■ RECORDED DATA:
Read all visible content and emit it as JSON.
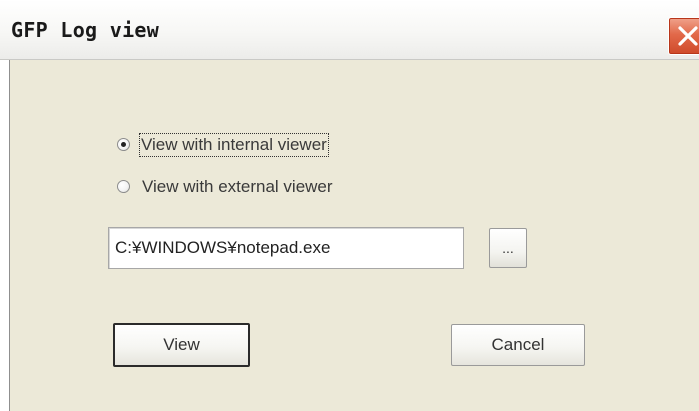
{
  "window": {
    "title": "GFP Log view",
    "close_icon": "close-x-icon"
  },
  "options": {
    "internal_label": "View with internal viewer",
    "external_label": "View with external viewer",
    "selected": "internal"
  },
  "path_field": {
    "value": "C:¥WINDOWS¥notepad.exe"
  },
  "browse": {
    "label": "..."
  },
  "actions": {
    "view_label": "View",
    "cancel_label": "Cancel"
  },
  "colors": {
    "dialog_face": "#ece9d8",
    "close_button": "#e2694a"
  }
}
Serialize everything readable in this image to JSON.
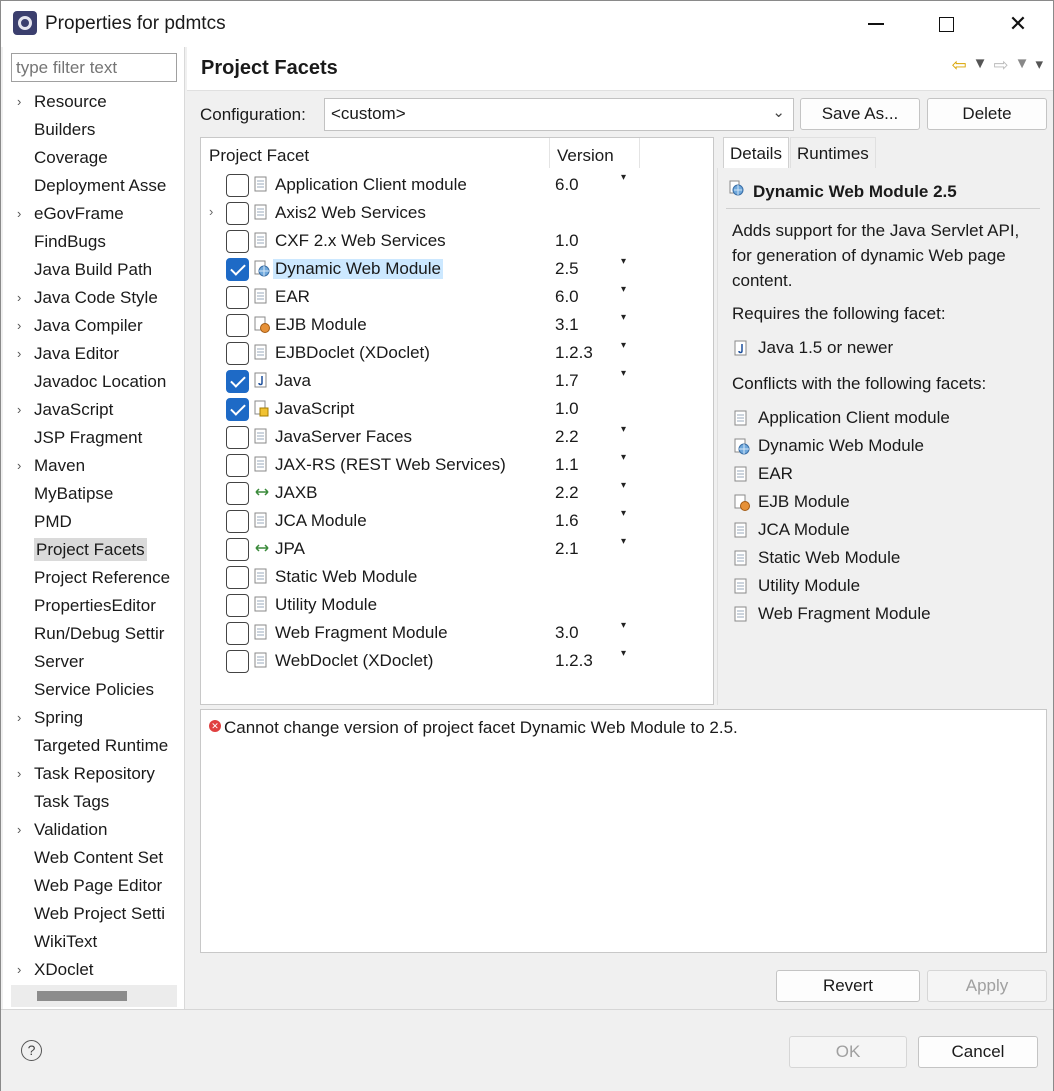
{
  "window": {
    "title": "Properties for pdmtcs"
  },
  "filter": {
    "placeholder": "type filter text"
  },
  "tree": [
    {
      "label": "Resource",
      "expandable": true
    },
    {
      "label": "Builders",
      "expandable": false
    },
    {
      "label": "Coverage",
      "expandable": false
    },
    {
      "label": "Deployment Asse",
      "expandable": false
    },
    {
      "label": "eGovFrame",
      "expandable": true
    },
    {
      "label": "FindBugs",
      "expandable": false
    },
    {
      "label": "Java Build Path",
      "expandable": false
    },
    {
      "label": "Java Code Style",
      "expandable": true
    },
    {
      "label": "Java Compiler",
      "expandable": true
    },
    {
      "label": "Java Editor",
      "expandable": true
    },
    {
      "label": "Javadoc Location",
      "expandable": false
    },
    {
      "label": "JavaScript",
      "expandable": true
    },
    {
      "label": "JSP Fragment",
      "expandable": false
    },
    {
      "label": "Maven",
      "expandable": true
    },
    {
      "label": "MyBatipse",
      "expandable": false
    },
    {
      "label": "PMD",
      "expandable": false
    },
    {
      "label": "Project Facets",
      "expandable": false,
      "selected": true
    },
    {
      "label": "Project Reference",
      "expandable": false
    },
    {
      "label": "PropertiesEditor",
      "expandable": false
    },
    {
      "label": "Run/Debug Settir",
      "expandable": false
    },
    {
      "label": "Server",
      "expandable": false
    },
    {
      "label": "Service Policies",
      "expandable": false
    },
    {
      "label": "Spring",
      "expandable": true
    },
    {
      "label": "Targeted Runtime",
      "expandable": false
    },
    {
      "label": "Task Repository",
      "expandable": true
    },
    {
      "label": "Task Tags",
      "expandable": false
    },
    {
      "label": "Validation",
      "expandable": true
    },
    {
      "label": "Web Content Set",
      "expandable": false
    },
    {
      "label": "Web Page Editor",
      "expandable": false
    },
    {
      "label": "Web Project Setti",
      "expandable": false
    },
    {
      "label": "WikiText",
      "expandable": false
    },
    {
      "label": "XDoclet",
      "expandable": true
    }
  ],
  "page": {
    "title": "Project Facets"
  },
  "configuration": {
    "label": "Configuration:",
    "value": "<custom>",
    "save_as": "Save As...",
    "delete": "Delete"
  },
  "facets": {
    "header_facet": "Project Facet",
    "header_version": "Version",
    "rows": [
      {
        "name": "Application Client module",
        "version": "6.0",
        "checked": false,
        "dropdown": true,
        "icon": "document-icon"
      },
      {
        "name": "Axis2 Web Services",
        "version": "",
        "checked": false,
        "dropdown": false,
        "expandable": true,
        "icon": "document-icon"
      },
      {
        "name": "CXF 2.x Web Services",
        "version": "1.0",
        "checked": false,
        "dropdown": false,
        "icon": "document-icon"
      },
      {
        "name": "Dynamic Web Module",
        "version": "2.5",
        "checked": true,
        "dropdown": true,
        "selected": true,
        "icon": "web-module-icon"
      },
      {
        "name": "EAR",
        "version": "6.0",
        "checked": false,
        "dropdown": true,
        "icon": "document-icon"
      },
      {
        "name": "EJB Module",
        "version": "3.1",
        "checked": false,
        "dropdown": true,
        "icon": "ejb-icon"
      },
      {
        "name": "EJBDoclet (XDoclet)",
        "version": "1.2.3",
        "checked": false,
        "dropdown": true,
        "icon": "document-icon"
      },
      {
        "name": "Java",
        "version": "1.7",
        "checked": true,
        "dropdown": true,
        "icon": "java-icon"
      },
      {
        "name": "JavaScript",
        "version": "1.0",
        "checked": true,
        "dropdown": false,
        "icon": "javascript-icon"
      },
      {
        "name": "JavaServer Faces",
        "version": "2.2",
        "checked": false,
        "dropdown": true,
        "icon": "document-icon"
      },
      {
        "name": "JAX-RS (REST Web Services)",
        "version": "1.1",
        "checked": false,
        "dropdown": true,
        "icon": "document-icon"
      },
      {
        "name": "JAXB",
        "version": "2.2",
        "checked": false,
        "dropdown": true,
        "icon": "arrows-icon"
      },
      {
        "name": "JCA Module",
        "version": "1.6",
        "checked": false,
        "dropdown": true,
        "icon": "document-icon"
      },
      {
        "name": "JPA",
        "version": "2.1",
        "checked": false,
        "dropdown": true,
        "icon": "arrows-icon"
      },
      {
        "name": "Static Web Module",
        "version": "",
        "checked": false,
        "dropdown": false,
        "icon": "document-icon"
      },
      {
        "name": "Utility Module",
        "version": "",
        "checked": false,
        "dropdown": false,
        "icon": "document-icon"
      },
      {
        "name": "Web Fragment Module",
        "version": "3.0",
        "checked": false,
        "dropdown": true,
        "icon": "document-icon"
      },
      {
        "name": "WebDoclet (XDoclet)",
        "version": "1.2.3",
        "checked": false,
        "dropdown": true,
        "icon": "document-icon"
      }
    ]
  },
  "details": {
    "tabs": [
      "Details",
      "Runtimes"
    ],
    "title": "Dynamic Web Module 2.5",
    "description": "Adds support for the Java Servlet API, for generation of dynamic Web page content.",
    "requires_label": "Requires the following facet:",
    "requires": [
      {
        "name": "Java 1.5 or newer",
        "icon": "java-icon"
      }
    ],
    "conflicts_label": "Conflicts with the following facets:",
    "conflicts": [
      {
        "name": "Application Client module",
        "icon": "document-icon"
      },
      {
        "name": "Dynamic Web Module",
        "icon": "web-module-icon"
      },
      {
        "name": "EAR",
        "icon": "document-icon"
      },
      {
        "name": "EJB Module",
        "icon": "ejb-icon"
      },
      {
        "name": "JCA Module",
        "icon": "document-icon"
      },
      {
        "name": "Static Web Module",
        "icon": "document-icon"
      },
      {
        "name": "Utility Module",
        "icon": "document-icon"
      },
      {
        "name": "Web Fragment Module",
        "icon": "document-icon"
      }
    ]
  },
  "message": {
    "text": "Cannot change version of project facet Dynamic Web Module to 2.5.",
    "icon": "error-icon"
  },
  "buttons": {
    "revert": "Revert",
    "apply": "Apply",
    "ok": "OK",
    "cancel": "Cancel",
    "help": "?"
  },
  "colors": {
    "accent": "#1e6ac6",
    "selection": "#cce8ff",
    "error": "#e04040"
  }
}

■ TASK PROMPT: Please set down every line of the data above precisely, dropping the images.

■ EXERCISE RESULT:
Read all visible content and emit it as JSON.
{
  "window": {
    "title": "GFP Log view",
    "close_icon": "close-x-icon"
  },
  "options": {
    "internal_label": "View with internal viewer",
    "external_label": "View with external viewer",
    "selected": "internal"
  },
  "path_field": {
    "value": "C:¥WINDOWS¥notepad.exe"
  },
  "browse": {
    "label": "..."
  },
  "actions": {
    "view_label": "View",
    "cancel_label": "Cancel"
  },
  "colors": {
    "dialog_face": "#ece9d8",
    "close_button": "#e2694a"
  }
}
Serialize everything readable in this image to JSON.
{
  "window": {
    "title": "Properties for pdmtcs"
  },
  "filter": {
    "placeholder": "type filter text"
  },
  "tree": [
    {
      "label": "Resource",
      "expandable": true
    },
    {
      "label": "Builders",
      "expandable": false
    },
    {
      "label": "Coverage",
      "expandable": false
    },
    {
      "label": "Deployment Asse",
      "expandable": false
    },
    {
      "label": "eGovFrame",
      "expandable": true
    },
    {
      "label": "FindBugs",
      "expandable": false
    },
    {
      "label": "Java Build Path",
      "expandable": false
    },
    {
      "label": "Java Code Style",
      "expandable": true
    },
    {
      "label": "Java Compiler",
      "expandable": true
    },
    {
      "label": "Java Editor",
      "expandable": true
    },
    {
      "label": "Javadoc Location",
      "expandable": false
    },
    {
      "label": "JavaScript",
      "expandable": true
    },
    {
      "label": "JSP Fragment",
      "expandable": false
    },
    {
      "label": "Maven",
      "expandable": true
    },
    {
      "label": "MyBatipse",
      "expandable": false
    },
    {
      "label": "PMD",
      "expandable": false
    },
    {
      "label": "Project Facets",
      "expandable": false,
      "selected": true
    },
    {
      "label": "Project Reference",
      "expandable": false
    },
    {
      "label": "PropertiesEditor",
      "expandable": false
    },
    {
      "label": "Run/Debug Settir",
      "expandable": false
    },
    {
      "label": "Server",
      "expandable": false
    },
    {
      "label": "Service Policies",
      "expandable": false
    },
    {
      "label": "Spring",
      "expandable": true
    },
    {
      "label": "Targeted Runtime",
      "expandable": false
    },
    {
      "label": "Task Repository",
      "expandable": true
    },
    {
      "label": "Task Tags",
      "expandable": false
    },
    {
      "label": "Validation",
      "expandable": true
    },
    {
      "label": "Web Content Set",
      "expandable": false
    },
    {
      "label": "Web Page Editor",
      "expandable": false
    },
    {
      "label": "Web Project Setti",
      "expandable": false
    },
    {
      "label": "WikiText",
      "expandable": false
    },
    {
      "label": "XDoclet",
      "expandable": true
    }
  ],
  "page": {
    "title": "Project Facets"
  },
  "configuration": {
    "label": "Configuration:",
    "value": "<custom>",
    "save_as": "Save As...",
    "delete": "Delete"
  },
  "facets": {
    "header_facet": "Project Facet",
    "header_version": "Version",
    "rows": [
      {
        "name": "Application Client module",
        "version": "6.0",
        "checked": false,
        "dropdown": true,
        "icon": "document-icon"
      },
      {
        "name": "Axis2 Web Services",
        "version": "",
        "checked": false,
        "dropdown": false,
        "expandable": true,
        "icon": "document-icon"
      },
      {
        "name": "CXF 2.x Web Services",
        "version": "1.0",
        "checked": false,
        "dropdown": false,
        "icon": "document-icon"
      },
      {
        "name": "Dynamic Web Module",
        "version": "2.5",
        "checked": true,
        "dropdown": true,
        "selected": true,
        "icon": "web-module-icon"
      },
      {
        "name": "EAR",
        "version": "6.0",
        "checked": false,
        "dropdown": true,
        "icon": "document-icon"
      },
      {
        "name": "EJB Module",
        "version": "3.1",
        "checked": false,
        "dropdown": true,
        "icon": "ejb-icon"
      },
      {
        "name": "EJBDoclet (XDoclet)",
        "version": "1.2.3",
        "checked": false,
        "dropdown": true,
        "icon": "document-icon"
      },
      {
        "name": "Java",
        "version": "1.7",
        "checked": true,
        "dropdown": true,
        "icon": "java-icon"
      },
      {
        "name": "JavaScript",
        "version": "1.0",
        "checked": true,
        "dropdown": false,
        "icon": "javascript-icon"
      },
      {
        "name": "JavaServer Faces",
        "version": "2.2",
        "checked": false,
        "dropdown": true,
        "icon": "document-icon"
      },
      {
        "name": "JAX-RS (REST Web Services)",
        "version": "1.1",
        "checked": false,
        "dropdown": true,
        "icon": "document-icon"
      },
      {
        "name": "JAXB",
        "version": "2.2",
        "checked": false,
        "dropdown": true,
        "icon": "arrows-icon"
      },
      {
        "name": "JCA Module",
        "version": "1.6",
        "checked": false,
        "dropdown": true,
        "icon": "document-icon"
      },
      {
        "name": "JPA",
        "version": "2.1",
        "checked": false,
        "dropdown": true,
        "icon": "arrows-icon"
      },
      {
        "name": "Static Web Module",
        "version": "",
        "checked": false,
        "dropdown": false,
        "icon": "document-icon"
      },
      {
        "name": "Utility Module",
        "version": "",
        "checked": false,
        "dropdown": false,
        "icon": "document-icon"
      },
      {
        "name": "Web Fragment Module",
        "version": "3.0",
        "checked": false,
        "dropdown": true,
        "icon": "document-icon"
      },
      {
        "name": "WebDoclet (XDoclet)",
        "version": "1.2.3",
        "checked": false,
        "dropdown": true,
        "icon": "document-icon"
      }
    ]
  },
  "details": {
    "tabs": [
      "Details",
      "Runtimes"
    ],
    "title": "Dynamic Web Module 2.5",
    "description": "Adds support for the Java Servlet API, for generation of dynamic Web page content.",
    "requires_label": "Requires the following facet:",
    "requires": [
      {
        "name": "Java 1.5 or newer",
        "icon": "java-icon"
      }
    ],
    "conflicts_label": "Conflicts with the following facets:",
    "conflicts": [
      {
        "name": "Application Client module",
        "icon": "document-icon"
      },
      {
        "name": "Dynamic Web Module",
        "icon": "web-module-icon"
      },
      {
        "name": "EAR",
        "icon": "document-icon"
      },
      {
        "name": "EJB Module",
        "icon": "ejb-icon"
      },
      {
        "name": "JCA Module",
        "icon": "document-icon"
      },
      {
        "name": "Static Web Module",
        "icon": "document-icon"
      },
      {
        "name": "Utility Module",
        "icon": "document-icon"
      },
      {
        "name": "Web Fragment Module",
        "icon": "document-icon"
      }
    ]
  },
  "message": {
    "text": "Cannot change version of project facet Dynamic Web Module to 2.5.",
    "icon": "error-icon"
  },
  "buttons": {
    "revert": "Revert",
    "apply": "Apply",
    "ok": "OK",
    "cancel": "Cancel",
    "help": "?"
  },
  "colors": {
    "accent": "#1e6ac6",
    "selection": "#cce8ff",
    "error": "#e04040"
  }
}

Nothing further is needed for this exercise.